What does Low Priority mean?

Now that it seems certain Mr Atal Behari Vajpayee will become the Prime Minister, the BJP’s version of swadeshi will attract a lot of attention. Its stalwarts declare that foreign investment will be allowed in microchips but not potato chips. The official BJP manifesto is more long-winded. It says it will welcome foreign direct investment (FDI) in high-priority areas like infrastructure and high-tech industries, but restrict it in non-priority areas (meaning pizzas, soft drinks, radios and other consumer goods).

Now I readily agree that investment in infrastructure is far more important than in hamburgers. Yet this leads to policy prescriptions that are the very opposite of the BJP’s. How so? Because the BJP is very mixed up about high and low priority.

A low priority item is something of little consequence, which can be shrugged aside or ignored. The problems of Nagaland, for instance, are of low priority to Mr Bhairon Singh Shekhawat. He may have views on the subject, but will not waste much time persuading the Nagaland government to adopt one course or another. On the other hand a high priority item (like irrigation from the Indira Gandhi canal) is one on which Mr Shekhawat will spend a lot of time, and insist on firm rules being followed.

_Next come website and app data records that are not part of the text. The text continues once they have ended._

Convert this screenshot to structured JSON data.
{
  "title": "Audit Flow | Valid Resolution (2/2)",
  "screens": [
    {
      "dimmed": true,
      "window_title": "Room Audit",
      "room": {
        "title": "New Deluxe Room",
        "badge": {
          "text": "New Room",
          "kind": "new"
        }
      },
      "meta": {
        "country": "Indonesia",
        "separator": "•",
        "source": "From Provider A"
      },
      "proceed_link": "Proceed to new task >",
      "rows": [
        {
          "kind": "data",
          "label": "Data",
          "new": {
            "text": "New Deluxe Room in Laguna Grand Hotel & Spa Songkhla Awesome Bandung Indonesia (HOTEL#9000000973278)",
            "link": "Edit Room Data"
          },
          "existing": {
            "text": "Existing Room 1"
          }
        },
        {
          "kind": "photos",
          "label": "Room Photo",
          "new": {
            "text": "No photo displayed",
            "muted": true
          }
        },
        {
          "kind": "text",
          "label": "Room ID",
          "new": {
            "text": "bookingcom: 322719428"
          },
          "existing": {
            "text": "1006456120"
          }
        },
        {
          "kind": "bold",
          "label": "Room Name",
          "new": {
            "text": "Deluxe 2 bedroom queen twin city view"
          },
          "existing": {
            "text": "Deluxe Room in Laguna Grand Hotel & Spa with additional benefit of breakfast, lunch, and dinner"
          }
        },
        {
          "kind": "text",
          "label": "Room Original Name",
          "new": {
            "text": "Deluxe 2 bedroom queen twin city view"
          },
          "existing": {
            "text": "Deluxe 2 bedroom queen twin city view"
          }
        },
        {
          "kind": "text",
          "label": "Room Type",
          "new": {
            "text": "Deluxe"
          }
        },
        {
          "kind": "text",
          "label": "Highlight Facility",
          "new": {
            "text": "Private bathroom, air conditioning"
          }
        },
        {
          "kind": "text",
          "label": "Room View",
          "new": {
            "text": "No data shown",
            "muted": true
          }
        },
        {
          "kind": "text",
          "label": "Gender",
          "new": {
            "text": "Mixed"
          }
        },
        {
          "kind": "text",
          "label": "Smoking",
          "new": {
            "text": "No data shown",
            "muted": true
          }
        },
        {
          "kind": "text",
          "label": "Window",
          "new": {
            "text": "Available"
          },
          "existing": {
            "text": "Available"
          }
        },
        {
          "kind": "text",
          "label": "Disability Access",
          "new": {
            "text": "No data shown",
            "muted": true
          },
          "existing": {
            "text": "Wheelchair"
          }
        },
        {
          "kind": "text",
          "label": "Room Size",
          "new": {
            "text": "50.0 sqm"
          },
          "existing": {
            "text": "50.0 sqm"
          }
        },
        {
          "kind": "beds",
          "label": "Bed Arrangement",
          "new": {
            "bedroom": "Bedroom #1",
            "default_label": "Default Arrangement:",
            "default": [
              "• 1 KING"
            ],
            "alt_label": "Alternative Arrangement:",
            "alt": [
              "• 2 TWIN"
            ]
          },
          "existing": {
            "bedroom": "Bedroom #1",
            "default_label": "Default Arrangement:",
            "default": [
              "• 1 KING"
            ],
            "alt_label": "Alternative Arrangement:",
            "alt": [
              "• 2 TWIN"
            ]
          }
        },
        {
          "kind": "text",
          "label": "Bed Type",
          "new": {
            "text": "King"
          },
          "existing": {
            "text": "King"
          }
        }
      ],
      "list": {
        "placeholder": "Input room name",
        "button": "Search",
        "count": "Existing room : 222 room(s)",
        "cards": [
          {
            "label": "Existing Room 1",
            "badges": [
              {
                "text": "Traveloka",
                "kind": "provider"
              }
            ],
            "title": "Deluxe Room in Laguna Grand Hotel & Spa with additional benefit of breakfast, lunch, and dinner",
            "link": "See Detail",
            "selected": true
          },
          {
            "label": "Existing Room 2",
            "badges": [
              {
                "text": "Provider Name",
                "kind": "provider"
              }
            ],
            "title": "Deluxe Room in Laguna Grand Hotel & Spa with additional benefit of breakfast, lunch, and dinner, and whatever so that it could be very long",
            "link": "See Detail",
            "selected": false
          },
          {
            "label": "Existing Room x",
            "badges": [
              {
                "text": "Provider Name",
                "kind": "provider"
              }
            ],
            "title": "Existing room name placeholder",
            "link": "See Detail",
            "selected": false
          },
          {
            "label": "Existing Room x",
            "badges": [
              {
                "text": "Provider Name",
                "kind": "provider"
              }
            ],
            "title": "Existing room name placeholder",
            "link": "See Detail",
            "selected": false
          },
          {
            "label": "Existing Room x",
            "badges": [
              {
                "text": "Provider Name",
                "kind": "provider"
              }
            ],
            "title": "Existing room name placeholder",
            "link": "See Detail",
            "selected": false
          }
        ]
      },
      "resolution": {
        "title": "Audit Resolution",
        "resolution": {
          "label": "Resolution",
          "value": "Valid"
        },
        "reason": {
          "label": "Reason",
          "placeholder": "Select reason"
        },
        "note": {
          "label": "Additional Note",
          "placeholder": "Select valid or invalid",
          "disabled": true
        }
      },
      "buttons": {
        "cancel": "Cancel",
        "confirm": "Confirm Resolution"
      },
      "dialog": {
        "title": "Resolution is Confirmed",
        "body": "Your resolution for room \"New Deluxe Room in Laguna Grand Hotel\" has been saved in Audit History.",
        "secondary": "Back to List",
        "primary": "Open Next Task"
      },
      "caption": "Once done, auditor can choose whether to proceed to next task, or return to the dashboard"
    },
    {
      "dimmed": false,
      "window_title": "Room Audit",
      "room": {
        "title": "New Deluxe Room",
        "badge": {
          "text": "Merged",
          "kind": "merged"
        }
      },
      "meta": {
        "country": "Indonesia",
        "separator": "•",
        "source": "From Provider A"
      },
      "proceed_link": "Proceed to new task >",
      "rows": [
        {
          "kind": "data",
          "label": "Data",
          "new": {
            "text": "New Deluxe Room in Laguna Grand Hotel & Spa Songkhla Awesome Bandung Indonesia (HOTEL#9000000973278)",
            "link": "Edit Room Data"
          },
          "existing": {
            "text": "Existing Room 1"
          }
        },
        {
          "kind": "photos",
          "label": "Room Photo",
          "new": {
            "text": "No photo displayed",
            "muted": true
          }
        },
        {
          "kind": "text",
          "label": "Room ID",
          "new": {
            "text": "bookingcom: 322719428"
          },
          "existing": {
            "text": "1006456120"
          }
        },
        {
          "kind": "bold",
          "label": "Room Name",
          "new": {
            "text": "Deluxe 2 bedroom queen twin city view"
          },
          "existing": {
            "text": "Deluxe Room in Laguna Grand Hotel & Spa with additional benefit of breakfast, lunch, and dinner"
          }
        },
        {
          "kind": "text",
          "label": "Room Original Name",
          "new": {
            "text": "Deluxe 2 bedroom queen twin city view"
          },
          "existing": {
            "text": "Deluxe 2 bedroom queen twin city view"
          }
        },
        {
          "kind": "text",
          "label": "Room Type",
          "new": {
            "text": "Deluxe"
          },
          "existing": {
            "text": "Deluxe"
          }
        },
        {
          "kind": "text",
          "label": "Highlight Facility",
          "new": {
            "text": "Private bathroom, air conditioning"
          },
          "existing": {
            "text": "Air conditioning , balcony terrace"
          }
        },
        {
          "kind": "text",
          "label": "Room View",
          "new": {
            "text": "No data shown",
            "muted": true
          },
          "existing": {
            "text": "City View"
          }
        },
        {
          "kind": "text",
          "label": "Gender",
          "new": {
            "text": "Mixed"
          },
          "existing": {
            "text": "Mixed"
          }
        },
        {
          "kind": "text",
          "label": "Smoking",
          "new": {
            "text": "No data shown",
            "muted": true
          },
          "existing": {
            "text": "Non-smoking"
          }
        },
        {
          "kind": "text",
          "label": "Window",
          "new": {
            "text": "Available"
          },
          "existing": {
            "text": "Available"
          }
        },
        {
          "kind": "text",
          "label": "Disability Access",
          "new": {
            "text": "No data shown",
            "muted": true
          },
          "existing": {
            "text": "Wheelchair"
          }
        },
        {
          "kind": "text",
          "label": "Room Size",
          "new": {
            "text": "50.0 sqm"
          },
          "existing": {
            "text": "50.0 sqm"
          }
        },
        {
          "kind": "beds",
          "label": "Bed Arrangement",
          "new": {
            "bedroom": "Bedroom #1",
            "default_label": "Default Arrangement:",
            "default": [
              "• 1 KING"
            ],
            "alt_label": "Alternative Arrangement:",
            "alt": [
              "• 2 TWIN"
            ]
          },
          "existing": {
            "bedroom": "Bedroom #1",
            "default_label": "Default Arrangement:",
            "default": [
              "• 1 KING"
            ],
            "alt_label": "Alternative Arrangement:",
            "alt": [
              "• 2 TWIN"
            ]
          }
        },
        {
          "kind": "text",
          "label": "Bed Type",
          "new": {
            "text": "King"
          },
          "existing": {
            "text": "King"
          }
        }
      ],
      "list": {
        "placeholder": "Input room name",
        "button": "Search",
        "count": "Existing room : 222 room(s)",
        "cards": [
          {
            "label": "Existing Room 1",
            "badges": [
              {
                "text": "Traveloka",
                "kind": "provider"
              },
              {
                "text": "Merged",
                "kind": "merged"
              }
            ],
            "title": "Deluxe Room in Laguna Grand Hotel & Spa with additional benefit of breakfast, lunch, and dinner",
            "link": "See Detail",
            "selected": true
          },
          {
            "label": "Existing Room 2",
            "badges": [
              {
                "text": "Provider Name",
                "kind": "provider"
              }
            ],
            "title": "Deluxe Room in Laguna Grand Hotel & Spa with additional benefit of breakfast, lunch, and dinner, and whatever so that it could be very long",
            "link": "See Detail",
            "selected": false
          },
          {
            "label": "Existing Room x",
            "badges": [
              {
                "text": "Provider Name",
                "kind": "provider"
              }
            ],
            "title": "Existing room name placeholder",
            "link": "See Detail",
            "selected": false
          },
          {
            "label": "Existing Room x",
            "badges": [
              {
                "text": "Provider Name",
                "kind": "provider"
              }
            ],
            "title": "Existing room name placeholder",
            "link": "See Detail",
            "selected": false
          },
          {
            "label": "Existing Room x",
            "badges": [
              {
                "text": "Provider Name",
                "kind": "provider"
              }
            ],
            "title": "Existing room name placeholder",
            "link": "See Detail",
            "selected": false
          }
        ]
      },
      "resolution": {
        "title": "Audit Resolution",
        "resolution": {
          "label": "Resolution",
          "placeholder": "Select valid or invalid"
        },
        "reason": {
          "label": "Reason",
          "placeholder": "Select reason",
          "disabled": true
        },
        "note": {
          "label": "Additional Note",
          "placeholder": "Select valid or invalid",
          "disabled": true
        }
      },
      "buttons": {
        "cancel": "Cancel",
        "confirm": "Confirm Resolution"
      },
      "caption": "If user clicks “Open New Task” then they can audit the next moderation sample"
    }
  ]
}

Apply this logic to McDonalds or Kentucky Fried Chicken. If the BJP regards these as of low priority, it should shrug its shoulders and ignore them as of little consequence. In fact, the BJP regards them as of considerable consequence. It has launched agitations against foreign investment in foods, and believes Indian cultural values will be subverted by foreign hamburgers and pizzas. It is determined to curb this.

This surely means that the BJP actually attaches high priority to this issue. Low priority implies indifference, high priority implies strong passion. So, contrary to what its manifesto claims, the BJP actually looks on consumer goods as a high-priority area where detailed rules must be laid down to prevent the subversion of Indian values by nefarious foreign investment.

I, on the other hand, truly regard investment in junk food as a low priority issue. I therefore do not care a damn who invests how much: This can safely be left to consumers and producers to sort out in the market place. No special policies are needed, no scarce government time should be devoted to so inconsequential a matter.

“Oh stop this semantic quibbling,” some BJP supporters will say. “Precisely because junk food is inconsequential, we must take pains to channel FDI into infrastructure, instead of being frittered away on hamburgers.”

This, I am afraid, is the old lump-of-investment fallacy, the notion that a fixed amount of money is available for investment and should be channelled into priority areas by wise and noble planners. The lump-of-investment notion implies that more money for hamburgers means less for ports.

In fact it is absurd to think that if McDonalds or Pepsi are stopped from expanding, then more FDI will become available for investing in roads or power plants. There is no such thing as a fixed lump of foreign investment, which can be directed wherever the BJP chooses. On the contrary, if the BJP halts pizzas and fizzy drinks, some risk-averse foreigners might just feel that the ruling party is ga-ga, and so avoid investing even in infrastructure. Less FDI in hamburgers does not mean more for infrastructure, and could mean less.

That’s just fine by us, say hardliners in the BJP (and Samata Party, and CPM). These hardliners believe all foreign investment is detrimental, will open the way for foreign domination, and needs to be stopped altogether or reduced to a bare minimum.

That is a logically consistent line, but leads to policies very different from the official BJP ones. If FDI is fundamentally undesirable and subversive, it should be limited to irrelevant areas like hamburgers, and barred in important areas like infrastructure. India is a huge market for infrastructure, and can easily absorb $ 10 billion a year. By contrast it is a small market for branded consumer goods (Korea’s 45 million people consume more soft drinks than India’s 950 million). So if you want to limit FDI as a form of incipient foreign domination, you should channel it into consumer goods and not allow it at all in high-priority infrastructure or basic goods.

This was precisely the line taken by Jawaharlal Nehru. He wanted to give top priority to the commanding heights of the economy, and not waste time on low-priority matters. And so he reserved infrastructure, steel, oil, coal, and many other basic industries for the public sector. On the other hand he did not curb or devise special policies for consumer goods. In his time both Coca Cola and Pepsi entered India. Cadbury started manufacturing chocolates, Hindustan Lever expanded soap production, Warner Hindustan made chewing gum. None of this bothered Nehru who had no time to waste on low priority matters: he was too busy building up the commanding heights.

The BJP now seeks to do the very opposite. It is willing to give up the commanding heights to foreigners, but absolutely insists that only Indians can make potato chips. This is utterly hilarious.

What do you think?